A series of gruesome horse and pony killings in France have left police baffled and the equine community gripped by fear.
Up to 30 incidents have been reported in pastures across the country, including ears being sliced off, eyes removed, genitals cut, sides slashed and blood being drained.
No meat is taken from the carcasses.
Some of the horrific acts could have been ritual mutilations by an unknown cult, while there are other theories about a “chilling” challenge on social media, or copycat crimes.
In the majority of attacks, an ear – usually the right one – has been sliced off, echoing matadors taking trophies in a bullring.
Agriculture minister Julien Denormandie said he was “excluding nothing” in the investigation and “all means are in motion to end this terror”.
He added: “Ears are cut off, eyes removed, an animal is emptied of its blood.”
The crime locations range from the mountainous Jura region in the east to the Atlantic coast in the west, with many taking place during this summer.
A police spokeswoman in Paris said: “We do not understand the motivation. Is it a satanic rite, insurance fraud, some macabre trophy hunt or an internet challenge? We don’t know. It is very traumatising.”
There is speculation about how such barbaric acts, some surgical in nature, could be carried without knowledge of equine anatomy or on a horse that could presumably flee.
Veterinarian Aude Giraudet, chief of the equine division at the National Veterinary School of Alfort, said: “A fearful horse in a pasture won’t get caught.
“The horse who feels confident with people … he’ll come, find it normal that you put a harness on it or a rope around its neck. I’m not sure you need great knowledge of horses.”
She said an ear can be cut off while the horse is standing, but the animal would need to be prostrate for more grisly mutilations.
A man confronted two attackers at his animal refuge last Monday in a village in the Bourgogne-Franche-Comte region.
The pair fled in a vehicle.
Nicolas Demajean suffered an arm injury during a struggle with one intruder who had a knife, as the other slashed the sides of two ponies, who are traumatised but recovering.

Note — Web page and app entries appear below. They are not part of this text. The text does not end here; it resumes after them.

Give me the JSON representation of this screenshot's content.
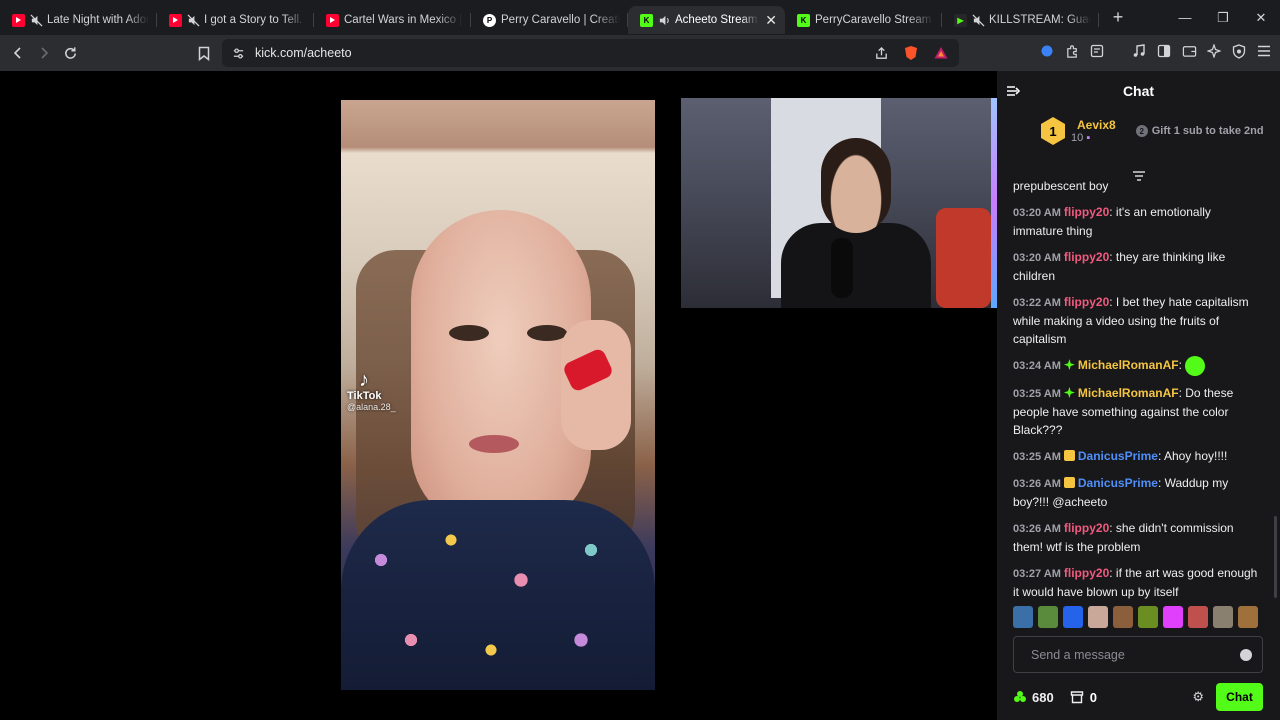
{
  "tabs": [
    {
      "title": "Late Night with Adoni",
      "favicon": "youtube-icon",
      "muted": true,
      "active": false
    },
    {
      "title": "I got a Story to Tell. - Y",
      "favicon": "youtube-icon",
      "muted": true,
      "active": false
    },
    {
      "title": "Cartel Wars in Mexico | JF",
      "favicon": "youtube-icon",
      "muted": false,
      "active": false
    },
    {
      "title": "Perry Caravello | Creating",
      "favicon": "patreon-icon",
      "muted": false,
      "active": false
    },
    {
      "title": "Acheeto Stream - W",
      "favicon": "kick-icon",
      "muted": false,
      "active": true,
      "close": "✕"
    },
    {
      "title": "PerryCaravello Stream - W",
      "favicon": "kick-icon",
      "muted": false,
      "active": false
    },
    {
      "title": "KILLSTREAM: Guadalaj",
      "favicon": "rumble-icon",
      "muted": true,
      "active": false
    }
  ],
  "new_tab": "+",
  "window_controls": {
    "minimize": "—",
    "maximize": "❐",
    "close": "✕"
  },
  "address": {
    "url": "kick.com/acheeto"
  },
  "video": {
    "tiktok_watermark": "TikTok",
    "tiktok_handle": "@alana.28_"
  },
  "chat": {
    "title": "Chat",
    "pinned": {
      "rank": "1",
      "user": "Aevix8",
      "count": "10",
      "gift_text": "Gift 1 sub to take 2nd"
    },
    "messages": [
      {
        "time": "",
        "user": "",
        "color": "",
        "text": "prepubescent boy",
        "badge": ""
      },
      {
        "time": "03:20 AM",
        "user": "flippy20",
        "color": "#f05a7e",
        "text": "it's an emotionally immature thing",
        "badge": ""
      },
      {
        "time": "03:20 AM",
        "user": "flippy20",
        "color": "#f05a7e",
        "text": "they are thinking like children",
        "badge": ""
      },
      {
        "time": "03:22 AM",
        "user": "flippy20",
        "color": "#f05a7e",
        "text": "I bet they hate capitalism while making a video using the fruits of capitalism",
        "badge": ""
      },
      {
        "time": "03:24 AM",
        "user": "MichaelRomanAF",
        "color": "#f5c542",
        "text": "",
        "badge": "sparkle",
        "emote": true
      },
      {
        "time": "03:25 AM",
        "user": "MichaelRomanAF",
        "color": "#f5c542",
        "text": "Do these people have something against the color Black???",
        "badge": "sparkle"
      },
      {
        "time": "03:25 AM",
        "user": "DanicusPrime",
        "color": "#4f8ff7",
        "text": "Ahoy hoy!!!!",
        "badge": "gift"
      },
      {
        "time": "03:26 AM",
        "user": "DanicusPrime",
        "color": "#4f8ff7",
        "text": "Waddup my boy?!!! @acheeto",
        "badge": "gift"
      },
      {
        "time": "03:26 AM",
        "user": "flippy20",
        "color": "#f05a7e",
        "text": "she didn't commission them! wtf is the problem",
        "badge": ""
      },
      {
        "time": "03:27 AM",
        "user": "flippy20",
        "color": "#f05a7e",
        "text": "if the art was good enough it would have blown up by itself",
        "badge": ""
      }
    ],
    "input_placeholder": "Send a message",
    "points": "680",
    "store_count": "0",
    "send_label": "Chat"
  },
  "colors": {
    "kick_green": "#53fc18",
    "chat_bg": "#18181b",
    "toolbar_bg": "#2c2d31"
  }
}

He told TV station France 3: “I used to have confidence putting my horses out to pasture. Today, I have fear in my gut.”
The following day, a young pony was targeted in the Saone-et-Loire region. In another case, some of a horse’s organs were removed.
The president of the French Federation of Equitation has offered to help police investigate the cases.
“We’re all afraid,” said Veronique Dupin, an official of a riding club in the Yvelines region west of Paris, asking that the exact location of the stable not be identified.